**What this task involves:** Scan the records for "salesperson" and copy each line that contains it.

**Records for this exercise:**
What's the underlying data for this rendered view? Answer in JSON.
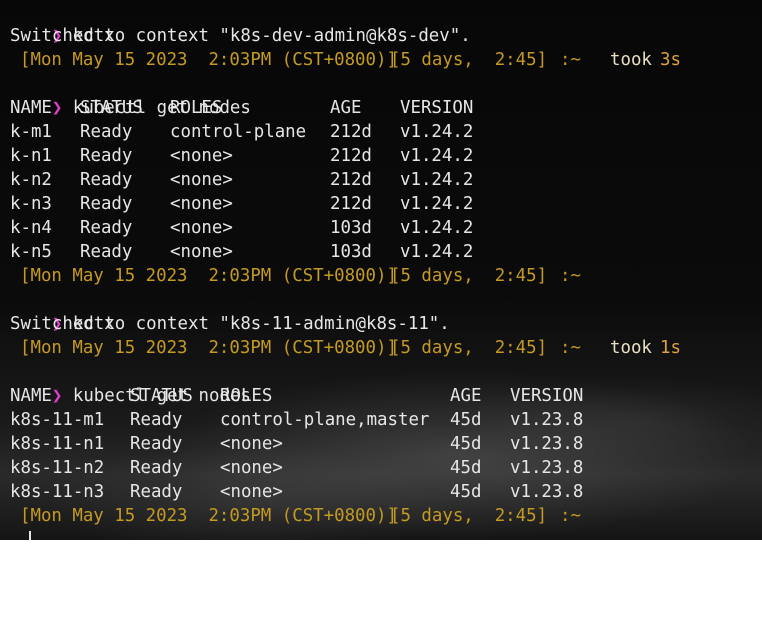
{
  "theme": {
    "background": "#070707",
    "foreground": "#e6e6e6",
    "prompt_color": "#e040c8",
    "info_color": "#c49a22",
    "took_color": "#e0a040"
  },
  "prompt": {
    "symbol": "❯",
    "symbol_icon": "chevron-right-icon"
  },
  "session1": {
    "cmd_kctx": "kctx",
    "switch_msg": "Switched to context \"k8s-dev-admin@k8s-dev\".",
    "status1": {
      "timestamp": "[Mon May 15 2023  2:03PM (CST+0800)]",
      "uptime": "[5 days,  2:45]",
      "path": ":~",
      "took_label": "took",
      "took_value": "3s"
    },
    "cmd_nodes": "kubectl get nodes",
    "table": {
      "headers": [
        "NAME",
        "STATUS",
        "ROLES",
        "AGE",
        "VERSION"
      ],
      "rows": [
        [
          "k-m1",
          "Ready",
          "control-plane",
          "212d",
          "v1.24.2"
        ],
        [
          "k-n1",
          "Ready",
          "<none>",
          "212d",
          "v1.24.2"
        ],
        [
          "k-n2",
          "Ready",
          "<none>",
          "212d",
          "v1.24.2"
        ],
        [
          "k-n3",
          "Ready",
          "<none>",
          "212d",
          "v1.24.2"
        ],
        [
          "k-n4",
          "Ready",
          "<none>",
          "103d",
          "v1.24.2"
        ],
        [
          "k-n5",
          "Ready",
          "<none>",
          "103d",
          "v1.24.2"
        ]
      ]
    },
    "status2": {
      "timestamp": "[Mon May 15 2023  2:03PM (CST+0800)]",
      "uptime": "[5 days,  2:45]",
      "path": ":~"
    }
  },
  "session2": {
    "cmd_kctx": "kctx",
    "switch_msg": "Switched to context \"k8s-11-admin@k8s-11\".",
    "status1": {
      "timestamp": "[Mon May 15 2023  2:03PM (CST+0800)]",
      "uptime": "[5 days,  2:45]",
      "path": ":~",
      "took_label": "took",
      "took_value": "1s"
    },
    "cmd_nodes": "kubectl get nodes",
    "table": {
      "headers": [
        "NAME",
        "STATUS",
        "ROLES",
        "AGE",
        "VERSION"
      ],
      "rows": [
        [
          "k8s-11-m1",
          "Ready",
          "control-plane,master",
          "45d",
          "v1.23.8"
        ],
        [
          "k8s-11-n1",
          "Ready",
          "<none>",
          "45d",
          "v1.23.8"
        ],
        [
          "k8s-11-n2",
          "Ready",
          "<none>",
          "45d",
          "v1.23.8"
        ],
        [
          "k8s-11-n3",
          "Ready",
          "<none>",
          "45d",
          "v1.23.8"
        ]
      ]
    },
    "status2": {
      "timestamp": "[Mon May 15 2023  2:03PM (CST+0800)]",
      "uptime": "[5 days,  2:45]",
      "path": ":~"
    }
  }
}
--
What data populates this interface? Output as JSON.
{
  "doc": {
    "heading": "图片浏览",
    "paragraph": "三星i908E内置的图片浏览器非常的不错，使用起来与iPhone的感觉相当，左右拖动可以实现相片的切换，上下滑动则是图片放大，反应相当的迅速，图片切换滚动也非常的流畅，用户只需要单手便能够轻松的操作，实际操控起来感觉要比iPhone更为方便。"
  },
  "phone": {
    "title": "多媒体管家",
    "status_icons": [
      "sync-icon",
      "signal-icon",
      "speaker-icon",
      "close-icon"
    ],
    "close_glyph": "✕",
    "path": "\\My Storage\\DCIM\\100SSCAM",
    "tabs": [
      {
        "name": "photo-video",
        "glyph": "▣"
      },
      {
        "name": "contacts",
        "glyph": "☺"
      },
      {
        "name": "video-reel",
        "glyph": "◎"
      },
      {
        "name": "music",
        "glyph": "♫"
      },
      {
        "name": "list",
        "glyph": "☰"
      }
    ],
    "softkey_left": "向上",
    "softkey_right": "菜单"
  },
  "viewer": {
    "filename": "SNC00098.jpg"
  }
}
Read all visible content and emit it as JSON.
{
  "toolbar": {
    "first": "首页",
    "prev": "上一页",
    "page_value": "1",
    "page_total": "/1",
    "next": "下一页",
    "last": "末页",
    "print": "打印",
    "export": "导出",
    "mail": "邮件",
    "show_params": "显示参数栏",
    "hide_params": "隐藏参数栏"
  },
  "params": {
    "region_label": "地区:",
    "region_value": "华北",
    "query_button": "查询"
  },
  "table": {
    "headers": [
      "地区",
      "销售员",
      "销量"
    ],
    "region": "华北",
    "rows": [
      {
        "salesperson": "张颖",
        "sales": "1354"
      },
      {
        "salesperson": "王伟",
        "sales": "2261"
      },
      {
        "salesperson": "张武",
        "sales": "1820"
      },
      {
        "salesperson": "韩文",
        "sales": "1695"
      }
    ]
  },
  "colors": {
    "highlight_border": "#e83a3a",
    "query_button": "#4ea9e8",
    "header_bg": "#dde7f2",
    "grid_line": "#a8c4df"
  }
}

**Answer to this task:**
        "salesperson": "张颖",
        "salesperson": "王伟",
        "salesperson": "张武",
        "salesperson": "韩文",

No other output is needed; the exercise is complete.